In a three-day operation against road racing and other traffic violations in the capital, Phnom Penh Municipal police have seized 69 motorbikes and four cars, police said Tuesday.
Deputy Municipal Police Chief Vann Nary said police reports have not yet come in from all districts on the operation, which started Sunday, but he added that while most of the motorbikes were being used for racing, the cars were generally confiscated for using illegal sirens.
Sok Sambath, Daun Penh district governor, said 42 motorbikes and two cars have been seized in his district alone.
Lo Luy, Chamkar Mon district governor, said eight motorbikes were seized in his district, adding that the drivers were “re-educated,” while their parents have thumbprinted agreements saying their sons will stop racing on the capital’s streets.
Speaking at the National Institute for Education, Prime Minister Hun Sen on Tuesday warned that highranking officials who protect their road-racing children from punishment would not find themselves protected from his wrath.
“I would demote fathers’ ranks to become [ordinary] people if they defend their sons.
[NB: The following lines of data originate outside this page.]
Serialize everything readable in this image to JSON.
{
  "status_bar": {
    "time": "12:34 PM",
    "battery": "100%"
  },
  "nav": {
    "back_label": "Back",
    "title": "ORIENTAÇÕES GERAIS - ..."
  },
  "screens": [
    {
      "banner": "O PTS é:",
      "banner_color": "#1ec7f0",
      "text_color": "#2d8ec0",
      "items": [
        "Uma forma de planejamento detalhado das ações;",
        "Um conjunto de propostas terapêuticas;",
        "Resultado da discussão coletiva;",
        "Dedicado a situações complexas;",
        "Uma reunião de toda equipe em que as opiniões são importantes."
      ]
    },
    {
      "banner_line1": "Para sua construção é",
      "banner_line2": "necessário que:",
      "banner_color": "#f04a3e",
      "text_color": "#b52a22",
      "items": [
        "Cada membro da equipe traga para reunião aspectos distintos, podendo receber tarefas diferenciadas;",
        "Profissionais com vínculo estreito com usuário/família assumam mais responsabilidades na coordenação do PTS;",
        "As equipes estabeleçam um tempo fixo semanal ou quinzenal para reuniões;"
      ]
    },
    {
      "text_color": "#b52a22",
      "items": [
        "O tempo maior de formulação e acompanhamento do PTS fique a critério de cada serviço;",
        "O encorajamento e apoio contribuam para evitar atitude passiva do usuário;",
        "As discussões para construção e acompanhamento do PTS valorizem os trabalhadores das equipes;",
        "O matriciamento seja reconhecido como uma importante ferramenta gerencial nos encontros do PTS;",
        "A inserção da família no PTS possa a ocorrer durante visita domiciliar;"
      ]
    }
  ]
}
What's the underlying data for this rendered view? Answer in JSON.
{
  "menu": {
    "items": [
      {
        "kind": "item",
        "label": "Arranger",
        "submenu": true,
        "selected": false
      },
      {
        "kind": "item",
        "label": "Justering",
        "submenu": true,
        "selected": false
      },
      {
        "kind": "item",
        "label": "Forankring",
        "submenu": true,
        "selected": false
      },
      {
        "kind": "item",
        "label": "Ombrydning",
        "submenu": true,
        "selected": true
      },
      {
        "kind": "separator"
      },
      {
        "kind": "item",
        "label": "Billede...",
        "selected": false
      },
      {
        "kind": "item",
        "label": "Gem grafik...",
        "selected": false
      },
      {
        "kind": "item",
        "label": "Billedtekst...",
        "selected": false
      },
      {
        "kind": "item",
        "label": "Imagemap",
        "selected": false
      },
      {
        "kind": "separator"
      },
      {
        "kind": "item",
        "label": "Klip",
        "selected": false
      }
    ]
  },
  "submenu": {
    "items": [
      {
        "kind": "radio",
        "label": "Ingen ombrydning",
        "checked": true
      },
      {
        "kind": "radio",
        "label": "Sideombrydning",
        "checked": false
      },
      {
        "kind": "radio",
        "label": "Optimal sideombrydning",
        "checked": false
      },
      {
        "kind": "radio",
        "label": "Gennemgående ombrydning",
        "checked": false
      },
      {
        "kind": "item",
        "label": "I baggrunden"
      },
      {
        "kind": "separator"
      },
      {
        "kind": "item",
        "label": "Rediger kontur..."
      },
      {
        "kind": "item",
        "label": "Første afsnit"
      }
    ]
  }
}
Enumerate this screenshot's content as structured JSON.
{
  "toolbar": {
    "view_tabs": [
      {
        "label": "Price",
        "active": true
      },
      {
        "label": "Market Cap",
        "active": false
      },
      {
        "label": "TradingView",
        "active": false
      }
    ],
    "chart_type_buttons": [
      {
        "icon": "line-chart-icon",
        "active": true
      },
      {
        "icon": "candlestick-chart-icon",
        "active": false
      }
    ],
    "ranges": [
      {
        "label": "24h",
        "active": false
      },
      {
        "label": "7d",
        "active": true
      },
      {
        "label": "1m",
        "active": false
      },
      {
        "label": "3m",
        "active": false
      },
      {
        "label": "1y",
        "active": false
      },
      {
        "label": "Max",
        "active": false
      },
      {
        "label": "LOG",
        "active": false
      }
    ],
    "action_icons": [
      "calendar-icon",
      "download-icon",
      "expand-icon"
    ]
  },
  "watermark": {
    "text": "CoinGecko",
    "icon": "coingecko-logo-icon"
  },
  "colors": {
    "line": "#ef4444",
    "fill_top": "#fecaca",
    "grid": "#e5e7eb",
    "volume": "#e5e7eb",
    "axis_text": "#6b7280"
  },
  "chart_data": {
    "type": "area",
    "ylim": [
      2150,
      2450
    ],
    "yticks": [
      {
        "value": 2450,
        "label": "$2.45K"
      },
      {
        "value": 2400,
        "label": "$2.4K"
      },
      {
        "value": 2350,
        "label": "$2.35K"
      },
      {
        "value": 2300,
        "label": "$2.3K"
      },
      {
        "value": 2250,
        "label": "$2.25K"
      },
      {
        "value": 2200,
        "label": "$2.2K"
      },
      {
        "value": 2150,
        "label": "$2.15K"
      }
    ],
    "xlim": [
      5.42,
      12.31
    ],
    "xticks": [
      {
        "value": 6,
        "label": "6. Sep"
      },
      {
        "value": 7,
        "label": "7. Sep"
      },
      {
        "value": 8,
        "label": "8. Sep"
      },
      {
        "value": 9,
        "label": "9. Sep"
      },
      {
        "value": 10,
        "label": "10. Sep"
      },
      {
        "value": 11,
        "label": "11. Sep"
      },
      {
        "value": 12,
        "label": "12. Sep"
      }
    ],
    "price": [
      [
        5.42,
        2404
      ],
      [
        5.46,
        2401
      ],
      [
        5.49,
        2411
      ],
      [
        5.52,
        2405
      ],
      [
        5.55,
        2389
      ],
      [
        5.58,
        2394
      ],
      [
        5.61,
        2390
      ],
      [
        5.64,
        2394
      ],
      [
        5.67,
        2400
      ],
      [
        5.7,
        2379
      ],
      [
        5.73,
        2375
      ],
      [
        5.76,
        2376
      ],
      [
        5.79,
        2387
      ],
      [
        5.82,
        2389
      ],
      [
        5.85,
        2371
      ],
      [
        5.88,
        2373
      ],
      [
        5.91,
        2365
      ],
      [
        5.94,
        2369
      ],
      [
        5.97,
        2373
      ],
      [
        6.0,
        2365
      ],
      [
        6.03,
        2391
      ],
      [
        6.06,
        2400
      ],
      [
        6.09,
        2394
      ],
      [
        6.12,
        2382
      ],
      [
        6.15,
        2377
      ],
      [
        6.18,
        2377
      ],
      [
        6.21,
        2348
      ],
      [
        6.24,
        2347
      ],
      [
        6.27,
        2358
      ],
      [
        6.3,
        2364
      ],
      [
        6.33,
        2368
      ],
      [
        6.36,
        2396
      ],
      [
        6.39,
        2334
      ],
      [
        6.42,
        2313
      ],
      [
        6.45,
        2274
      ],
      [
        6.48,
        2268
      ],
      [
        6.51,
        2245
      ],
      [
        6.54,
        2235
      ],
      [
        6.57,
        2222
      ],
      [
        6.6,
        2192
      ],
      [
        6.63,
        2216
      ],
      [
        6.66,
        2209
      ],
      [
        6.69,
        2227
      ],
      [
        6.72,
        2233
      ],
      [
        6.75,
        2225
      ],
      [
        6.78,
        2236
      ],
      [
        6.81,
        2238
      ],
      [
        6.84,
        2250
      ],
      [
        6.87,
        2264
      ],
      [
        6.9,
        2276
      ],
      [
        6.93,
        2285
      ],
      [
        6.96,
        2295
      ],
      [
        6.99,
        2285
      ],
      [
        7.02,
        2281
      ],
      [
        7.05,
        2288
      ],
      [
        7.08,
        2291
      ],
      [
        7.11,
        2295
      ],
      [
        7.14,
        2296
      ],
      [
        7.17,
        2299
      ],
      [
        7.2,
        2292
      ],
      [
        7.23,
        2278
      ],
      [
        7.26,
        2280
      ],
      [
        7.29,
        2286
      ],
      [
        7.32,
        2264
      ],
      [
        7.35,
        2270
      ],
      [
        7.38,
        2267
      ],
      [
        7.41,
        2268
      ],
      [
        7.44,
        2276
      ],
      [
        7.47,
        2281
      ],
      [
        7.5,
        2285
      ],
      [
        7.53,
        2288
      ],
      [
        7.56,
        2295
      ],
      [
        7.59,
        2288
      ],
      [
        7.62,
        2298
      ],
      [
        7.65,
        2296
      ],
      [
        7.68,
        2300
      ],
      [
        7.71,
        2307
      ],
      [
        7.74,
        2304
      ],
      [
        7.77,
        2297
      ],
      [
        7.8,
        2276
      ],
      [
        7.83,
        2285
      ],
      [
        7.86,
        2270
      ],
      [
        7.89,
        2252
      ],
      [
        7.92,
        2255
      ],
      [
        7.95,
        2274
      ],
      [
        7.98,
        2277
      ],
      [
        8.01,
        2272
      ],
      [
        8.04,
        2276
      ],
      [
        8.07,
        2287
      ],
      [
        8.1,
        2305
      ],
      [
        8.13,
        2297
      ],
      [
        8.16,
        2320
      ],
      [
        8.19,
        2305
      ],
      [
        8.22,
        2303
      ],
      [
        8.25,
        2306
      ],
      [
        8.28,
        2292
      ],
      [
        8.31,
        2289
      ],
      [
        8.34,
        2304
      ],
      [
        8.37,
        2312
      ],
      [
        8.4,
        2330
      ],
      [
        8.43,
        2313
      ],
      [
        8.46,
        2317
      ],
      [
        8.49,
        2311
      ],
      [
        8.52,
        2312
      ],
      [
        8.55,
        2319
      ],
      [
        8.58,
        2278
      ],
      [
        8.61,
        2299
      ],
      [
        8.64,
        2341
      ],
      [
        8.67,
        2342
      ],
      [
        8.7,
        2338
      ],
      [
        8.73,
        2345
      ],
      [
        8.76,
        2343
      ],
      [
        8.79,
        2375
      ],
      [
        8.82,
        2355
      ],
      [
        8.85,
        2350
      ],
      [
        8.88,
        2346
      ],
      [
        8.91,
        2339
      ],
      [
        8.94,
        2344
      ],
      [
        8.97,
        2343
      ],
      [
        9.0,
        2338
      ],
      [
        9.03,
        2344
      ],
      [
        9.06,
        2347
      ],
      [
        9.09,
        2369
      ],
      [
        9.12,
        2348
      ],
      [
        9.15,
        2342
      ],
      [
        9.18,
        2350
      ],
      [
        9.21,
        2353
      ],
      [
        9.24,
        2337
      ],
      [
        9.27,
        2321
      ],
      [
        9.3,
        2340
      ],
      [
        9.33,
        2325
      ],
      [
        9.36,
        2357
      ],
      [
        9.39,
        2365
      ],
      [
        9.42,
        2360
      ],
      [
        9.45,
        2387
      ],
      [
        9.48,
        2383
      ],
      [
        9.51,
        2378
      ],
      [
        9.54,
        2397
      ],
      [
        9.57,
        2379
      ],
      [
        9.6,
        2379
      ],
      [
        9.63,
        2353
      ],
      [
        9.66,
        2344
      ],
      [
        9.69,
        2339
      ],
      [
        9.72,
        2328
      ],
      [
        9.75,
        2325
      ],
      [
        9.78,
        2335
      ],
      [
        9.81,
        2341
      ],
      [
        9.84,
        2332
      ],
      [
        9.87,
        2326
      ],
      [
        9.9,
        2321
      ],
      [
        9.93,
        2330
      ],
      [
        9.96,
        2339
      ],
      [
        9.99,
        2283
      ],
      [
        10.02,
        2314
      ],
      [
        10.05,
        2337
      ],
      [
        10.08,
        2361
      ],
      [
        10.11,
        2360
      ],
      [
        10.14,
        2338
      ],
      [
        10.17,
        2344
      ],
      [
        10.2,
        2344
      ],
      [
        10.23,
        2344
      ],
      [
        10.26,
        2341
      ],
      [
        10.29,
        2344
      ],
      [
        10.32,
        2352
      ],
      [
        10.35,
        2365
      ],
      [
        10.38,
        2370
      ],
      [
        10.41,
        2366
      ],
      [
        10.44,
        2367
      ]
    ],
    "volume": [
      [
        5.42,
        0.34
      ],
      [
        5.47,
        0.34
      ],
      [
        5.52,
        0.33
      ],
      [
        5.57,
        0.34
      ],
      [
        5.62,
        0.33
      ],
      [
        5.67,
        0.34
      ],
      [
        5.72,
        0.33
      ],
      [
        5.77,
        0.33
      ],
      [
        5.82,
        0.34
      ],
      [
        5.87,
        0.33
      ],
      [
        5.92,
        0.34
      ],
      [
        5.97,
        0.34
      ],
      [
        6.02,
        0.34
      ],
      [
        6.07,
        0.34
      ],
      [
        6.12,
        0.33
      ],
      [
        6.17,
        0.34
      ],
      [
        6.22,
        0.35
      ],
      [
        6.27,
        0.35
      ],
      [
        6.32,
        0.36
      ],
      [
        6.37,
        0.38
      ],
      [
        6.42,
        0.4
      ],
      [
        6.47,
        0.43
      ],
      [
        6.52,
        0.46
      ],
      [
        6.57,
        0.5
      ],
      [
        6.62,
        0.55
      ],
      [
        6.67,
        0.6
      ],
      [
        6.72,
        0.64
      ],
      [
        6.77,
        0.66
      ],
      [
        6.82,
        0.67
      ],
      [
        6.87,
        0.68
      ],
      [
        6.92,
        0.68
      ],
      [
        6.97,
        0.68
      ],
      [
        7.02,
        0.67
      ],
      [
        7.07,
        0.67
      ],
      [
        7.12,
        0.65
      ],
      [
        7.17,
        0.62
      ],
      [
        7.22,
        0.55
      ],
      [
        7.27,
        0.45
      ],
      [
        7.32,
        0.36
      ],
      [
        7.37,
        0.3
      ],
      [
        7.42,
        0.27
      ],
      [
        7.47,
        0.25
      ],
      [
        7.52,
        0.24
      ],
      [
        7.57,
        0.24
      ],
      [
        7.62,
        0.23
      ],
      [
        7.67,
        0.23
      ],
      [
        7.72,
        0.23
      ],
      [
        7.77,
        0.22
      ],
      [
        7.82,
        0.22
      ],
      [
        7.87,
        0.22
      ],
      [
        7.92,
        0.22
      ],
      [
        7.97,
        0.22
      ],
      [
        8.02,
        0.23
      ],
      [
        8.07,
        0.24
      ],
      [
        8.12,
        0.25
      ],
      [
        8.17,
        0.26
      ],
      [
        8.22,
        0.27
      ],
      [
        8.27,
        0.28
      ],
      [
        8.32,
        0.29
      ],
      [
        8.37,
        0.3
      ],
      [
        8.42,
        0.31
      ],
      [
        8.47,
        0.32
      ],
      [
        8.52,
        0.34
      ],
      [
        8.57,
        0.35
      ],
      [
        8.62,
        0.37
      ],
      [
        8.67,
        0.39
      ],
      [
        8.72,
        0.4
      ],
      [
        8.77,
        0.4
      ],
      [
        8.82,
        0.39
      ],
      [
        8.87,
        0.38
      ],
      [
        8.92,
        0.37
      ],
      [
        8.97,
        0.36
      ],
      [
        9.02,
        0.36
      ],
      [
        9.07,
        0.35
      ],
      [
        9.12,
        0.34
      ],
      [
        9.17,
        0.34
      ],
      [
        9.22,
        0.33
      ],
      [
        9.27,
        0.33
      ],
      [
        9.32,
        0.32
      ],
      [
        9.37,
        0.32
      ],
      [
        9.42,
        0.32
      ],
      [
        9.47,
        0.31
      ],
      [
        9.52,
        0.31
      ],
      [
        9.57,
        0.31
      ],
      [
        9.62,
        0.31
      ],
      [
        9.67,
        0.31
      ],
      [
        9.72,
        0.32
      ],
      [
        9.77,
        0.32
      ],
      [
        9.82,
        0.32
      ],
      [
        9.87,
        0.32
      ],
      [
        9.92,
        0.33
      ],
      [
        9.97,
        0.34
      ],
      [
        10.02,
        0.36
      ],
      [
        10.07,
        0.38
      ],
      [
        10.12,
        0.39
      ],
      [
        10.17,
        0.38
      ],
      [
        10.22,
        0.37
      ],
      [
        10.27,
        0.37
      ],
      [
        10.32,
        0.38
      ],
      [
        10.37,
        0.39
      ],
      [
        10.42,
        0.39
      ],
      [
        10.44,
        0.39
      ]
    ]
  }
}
The stars can be awarded, they can also be removed,” he said, referring to stars denoting the military rank of generals.
RCAF Brigadier General Sek Seng said on Nov 22 that his son Sek Sovanarith plowed his car into the wall of the former Ministry of Foreign Affairs on Sisowath Quay that morning, after racing against the son of a top Interior Ministry official.
It was unclear Tuesday whether any legal action had been taken against either of the two alleged racers.
Sitting in front of the Cambodiana Hotel just a short distance from the scene of the crash, one high school student said the area is usually popular among motorbike racers, who normally show up in the afternoon when the traffic is most intense.
“Now they don’t because they know the police have a plan,” he said.
Un Hour, a 16-year-old high school student, said he races regularly, and enjoys the attention from passers-by that the notorious behavior brings.
Jean Van Wetter, road safety coordinator with the NGO Handicap International, said the number of traffic accidents related to speeding in Cambodia is higher than in most countries.
In the first nine months of 2005, 37 percent of all road accident casualties were due to speeding, he said.